Repetition is a good thing.
Novels, now, these are the full-blown deal. They wear clothes. Your average reader—who is not suffering from such word-related psychological condition—does not, and does not want to, read every word. If every single word earns its place in a given sentence, on a given page, or worst of all, in a given book, then the reader has to work very, very hard to not miss anything. Note: many bestsellers are accused of bad writing because they make the reading easy.

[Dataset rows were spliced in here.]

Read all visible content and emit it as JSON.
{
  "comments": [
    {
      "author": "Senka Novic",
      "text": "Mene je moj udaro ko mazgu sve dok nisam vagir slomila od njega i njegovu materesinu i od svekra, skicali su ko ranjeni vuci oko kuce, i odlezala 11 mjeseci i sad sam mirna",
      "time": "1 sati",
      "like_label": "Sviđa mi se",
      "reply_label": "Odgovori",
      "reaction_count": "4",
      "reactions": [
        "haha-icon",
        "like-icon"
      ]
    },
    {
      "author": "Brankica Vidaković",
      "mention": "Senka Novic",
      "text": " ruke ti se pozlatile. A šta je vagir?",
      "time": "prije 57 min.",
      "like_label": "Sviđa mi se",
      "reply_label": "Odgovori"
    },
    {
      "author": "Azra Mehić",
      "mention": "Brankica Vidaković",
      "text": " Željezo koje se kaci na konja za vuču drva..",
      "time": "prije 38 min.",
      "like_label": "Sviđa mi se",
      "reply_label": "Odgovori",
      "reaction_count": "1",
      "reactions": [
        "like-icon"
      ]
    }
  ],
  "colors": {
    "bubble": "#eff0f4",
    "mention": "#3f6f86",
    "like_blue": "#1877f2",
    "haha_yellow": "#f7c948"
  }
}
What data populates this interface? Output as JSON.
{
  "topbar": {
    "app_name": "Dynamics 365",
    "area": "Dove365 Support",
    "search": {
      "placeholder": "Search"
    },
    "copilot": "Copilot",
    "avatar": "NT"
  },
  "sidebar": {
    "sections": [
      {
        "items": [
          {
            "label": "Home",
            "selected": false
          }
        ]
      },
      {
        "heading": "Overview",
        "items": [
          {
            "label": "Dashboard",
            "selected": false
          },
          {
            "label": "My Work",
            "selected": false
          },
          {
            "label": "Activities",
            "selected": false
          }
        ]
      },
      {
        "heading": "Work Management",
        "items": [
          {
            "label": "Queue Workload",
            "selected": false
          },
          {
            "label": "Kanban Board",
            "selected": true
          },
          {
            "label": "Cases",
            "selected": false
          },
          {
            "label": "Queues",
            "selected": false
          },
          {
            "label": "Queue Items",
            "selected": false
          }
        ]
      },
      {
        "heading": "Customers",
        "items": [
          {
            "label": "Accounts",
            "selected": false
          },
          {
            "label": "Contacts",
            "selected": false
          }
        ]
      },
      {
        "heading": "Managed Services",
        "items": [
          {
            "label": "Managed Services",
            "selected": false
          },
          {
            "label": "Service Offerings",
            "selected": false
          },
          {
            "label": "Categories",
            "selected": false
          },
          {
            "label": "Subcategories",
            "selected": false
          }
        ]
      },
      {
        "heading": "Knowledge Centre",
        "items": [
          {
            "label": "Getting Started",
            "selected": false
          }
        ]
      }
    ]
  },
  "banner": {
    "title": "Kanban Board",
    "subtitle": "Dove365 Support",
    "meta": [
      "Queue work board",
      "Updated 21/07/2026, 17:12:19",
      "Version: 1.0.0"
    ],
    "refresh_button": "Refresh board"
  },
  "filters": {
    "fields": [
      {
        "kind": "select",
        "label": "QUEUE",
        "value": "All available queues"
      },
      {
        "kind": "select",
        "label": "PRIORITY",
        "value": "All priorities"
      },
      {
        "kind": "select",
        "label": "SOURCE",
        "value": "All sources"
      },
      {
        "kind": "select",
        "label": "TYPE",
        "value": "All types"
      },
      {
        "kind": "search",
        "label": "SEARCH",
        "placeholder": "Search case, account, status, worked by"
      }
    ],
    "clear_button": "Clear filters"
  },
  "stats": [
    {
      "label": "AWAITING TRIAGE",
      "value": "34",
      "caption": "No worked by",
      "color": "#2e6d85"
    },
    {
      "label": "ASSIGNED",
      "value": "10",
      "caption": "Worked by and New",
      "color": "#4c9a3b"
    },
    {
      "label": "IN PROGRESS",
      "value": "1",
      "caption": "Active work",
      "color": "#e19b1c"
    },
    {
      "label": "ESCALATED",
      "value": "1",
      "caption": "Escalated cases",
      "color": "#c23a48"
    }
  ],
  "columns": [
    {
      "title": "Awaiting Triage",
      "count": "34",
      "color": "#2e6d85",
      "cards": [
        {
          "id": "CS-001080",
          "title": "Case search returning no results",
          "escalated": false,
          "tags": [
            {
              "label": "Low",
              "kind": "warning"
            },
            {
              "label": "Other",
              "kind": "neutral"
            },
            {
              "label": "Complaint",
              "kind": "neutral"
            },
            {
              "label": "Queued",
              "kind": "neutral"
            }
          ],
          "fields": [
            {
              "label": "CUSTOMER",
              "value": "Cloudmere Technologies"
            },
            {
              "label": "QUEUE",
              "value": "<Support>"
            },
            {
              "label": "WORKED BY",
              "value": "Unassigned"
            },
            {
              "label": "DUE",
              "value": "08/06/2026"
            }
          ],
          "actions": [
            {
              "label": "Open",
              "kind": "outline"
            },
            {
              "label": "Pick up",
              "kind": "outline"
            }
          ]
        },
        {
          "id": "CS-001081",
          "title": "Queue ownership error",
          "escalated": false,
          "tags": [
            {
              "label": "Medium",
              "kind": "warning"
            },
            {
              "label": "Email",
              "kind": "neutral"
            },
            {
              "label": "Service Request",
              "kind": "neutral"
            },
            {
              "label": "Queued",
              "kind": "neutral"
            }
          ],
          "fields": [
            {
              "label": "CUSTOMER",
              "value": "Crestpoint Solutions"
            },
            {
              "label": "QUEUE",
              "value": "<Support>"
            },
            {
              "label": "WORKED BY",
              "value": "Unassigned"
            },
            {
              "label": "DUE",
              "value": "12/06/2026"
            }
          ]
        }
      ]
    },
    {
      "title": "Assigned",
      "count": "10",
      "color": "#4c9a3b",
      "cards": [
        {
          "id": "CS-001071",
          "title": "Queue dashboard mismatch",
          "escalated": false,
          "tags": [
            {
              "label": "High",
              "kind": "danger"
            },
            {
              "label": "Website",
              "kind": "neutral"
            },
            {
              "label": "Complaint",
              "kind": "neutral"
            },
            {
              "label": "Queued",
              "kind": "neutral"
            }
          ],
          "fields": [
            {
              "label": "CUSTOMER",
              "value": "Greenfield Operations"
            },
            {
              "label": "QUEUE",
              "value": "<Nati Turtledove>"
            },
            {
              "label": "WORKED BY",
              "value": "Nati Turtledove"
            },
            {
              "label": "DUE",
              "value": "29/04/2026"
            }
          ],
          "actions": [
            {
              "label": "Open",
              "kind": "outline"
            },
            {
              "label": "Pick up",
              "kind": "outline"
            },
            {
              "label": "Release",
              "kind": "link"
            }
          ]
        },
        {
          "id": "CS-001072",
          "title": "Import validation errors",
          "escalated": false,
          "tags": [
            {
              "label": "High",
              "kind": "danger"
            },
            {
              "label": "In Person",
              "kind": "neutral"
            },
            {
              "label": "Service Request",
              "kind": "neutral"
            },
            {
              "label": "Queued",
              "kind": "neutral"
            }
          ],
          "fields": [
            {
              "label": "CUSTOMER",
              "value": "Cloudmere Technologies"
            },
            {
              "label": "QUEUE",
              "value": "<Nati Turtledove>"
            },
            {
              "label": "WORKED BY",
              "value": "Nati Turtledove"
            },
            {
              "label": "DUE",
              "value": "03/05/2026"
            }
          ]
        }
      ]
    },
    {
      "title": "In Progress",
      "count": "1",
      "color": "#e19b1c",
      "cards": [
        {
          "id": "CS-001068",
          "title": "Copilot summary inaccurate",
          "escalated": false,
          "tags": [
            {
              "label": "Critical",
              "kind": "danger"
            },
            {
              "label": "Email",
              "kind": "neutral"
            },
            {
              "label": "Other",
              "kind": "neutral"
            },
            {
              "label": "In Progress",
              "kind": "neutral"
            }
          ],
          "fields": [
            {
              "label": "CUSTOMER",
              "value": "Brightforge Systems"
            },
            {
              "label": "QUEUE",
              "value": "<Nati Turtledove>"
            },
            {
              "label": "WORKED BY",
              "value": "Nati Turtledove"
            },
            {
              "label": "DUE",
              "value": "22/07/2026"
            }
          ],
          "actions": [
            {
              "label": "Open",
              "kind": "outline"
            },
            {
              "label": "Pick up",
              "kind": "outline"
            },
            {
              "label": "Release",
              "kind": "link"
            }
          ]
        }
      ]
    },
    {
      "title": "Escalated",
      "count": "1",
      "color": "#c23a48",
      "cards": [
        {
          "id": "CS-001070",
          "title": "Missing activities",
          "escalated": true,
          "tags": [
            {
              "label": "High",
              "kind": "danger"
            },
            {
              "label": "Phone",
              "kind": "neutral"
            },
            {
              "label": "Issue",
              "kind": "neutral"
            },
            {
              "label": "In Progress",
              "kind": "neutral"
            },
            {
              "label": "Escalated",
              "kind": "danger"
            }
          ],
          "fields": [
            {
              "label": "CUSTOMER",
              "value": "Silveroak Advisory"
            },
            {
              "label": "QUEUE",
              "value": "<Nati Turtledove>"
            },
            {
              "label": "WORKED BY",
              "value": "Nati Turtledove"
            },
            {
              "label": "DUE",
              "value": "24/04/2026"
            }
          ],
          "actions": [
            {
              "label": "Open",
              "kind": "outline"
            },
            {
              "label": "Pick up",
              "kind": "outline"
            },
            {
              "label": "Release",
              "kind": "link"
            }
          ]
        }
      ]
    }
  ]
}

After writing flash fictions, especially drabbles of exactly one hundred words, for a few years, I found that a common complaint cropped up about most of my work. It was hard to read. People had to go back and reread to get the point. Readers would love my writing but have no idea what was going on. This was more than a little disturbing and came solidly back to my habit of writing only the bones: omitting transitional words and phrases that were supposedly “unnecessary,” cutting out descriptions, showing with too few repetitions, or failing to make a point by telling, in addition to showing.
Bones can sing. Bones can dance. Unless you’re writing flash fiction, though, you want some flesh.
Bio: Liana Mir reads, writes, and wrangles the muses from her mundane home in the Colorado Rockies and, occasionally, from the other side of the Barrier.
It’s Sunday night. The weekend’s been cold and dreary. Two of my kidlets came down with fever. I’ve been sleeping badly (I don’t deal well with nighttime interruptions). And here I am, cudgeling my brain, trying to come up with an upbeat and uplifting blog post for Wednesday.
Well, I can’t do upbeat, so you might have to settle for thoughtful, with–hopefully–a dash of uplifting.
So, I’m going to write about something that I’ve mulled over a lot in the last few months. It’s the realization that most of what I do–the valuable work of my life (raising children, homeschooling, forging relationships, writing)–take a long long time to bear fruit.
This is completely at odds with the have-it-now messages I’m bombarded with. Technology has made it so much easier to get what I want, when I want it. I finished a book and want the sequel right now? I can download it to my e-reader at any time of day or night. Book not available in digital format? Amazon Prime will have it on my doorstep in two days. I need to quickly put together a unit study, find math drills for the older two kidlets, connect-the-dot worksheets for the Baron, or research a topic? Connect with friends halfway across the world? Find a recipe for tiramisu? Kill time with a fun game? Well, isn’t that why we have wireless high-speed Internet, computers and iDevices?
As a consumer, getting what I want now or soon has been great. But as a creator, as a parent, I need to get out of the want-results-now mindset. I need to accept that every skill has a learning curve, that every craft requires time, patience, nurturing. That parenting three decidedly individual people isn’t as easy or quick as “just add water and mix!” That I can’t spend several weeks reading articles on the craft and art of writing and then bang out the Perfect Novel.
Making peace with this sort of delayed gratification has taught me to celebrate the processes of what I do, as well as the results. It’s not just about the fact that a child learned a skill or internalized a character trait, but the failures and the time and the growth it took him to get there. It’s not just that there’s a finished story on my hard drive, but it’s also about the excitement of the first idea, the fervor of planning, the fallow periods and the angst and the magic when it all came together.
I’m in this–this creating and parenting and learning along with my children–for the long haul. I may as well enjoy the journey.
How about you? How do you enjoy the journey?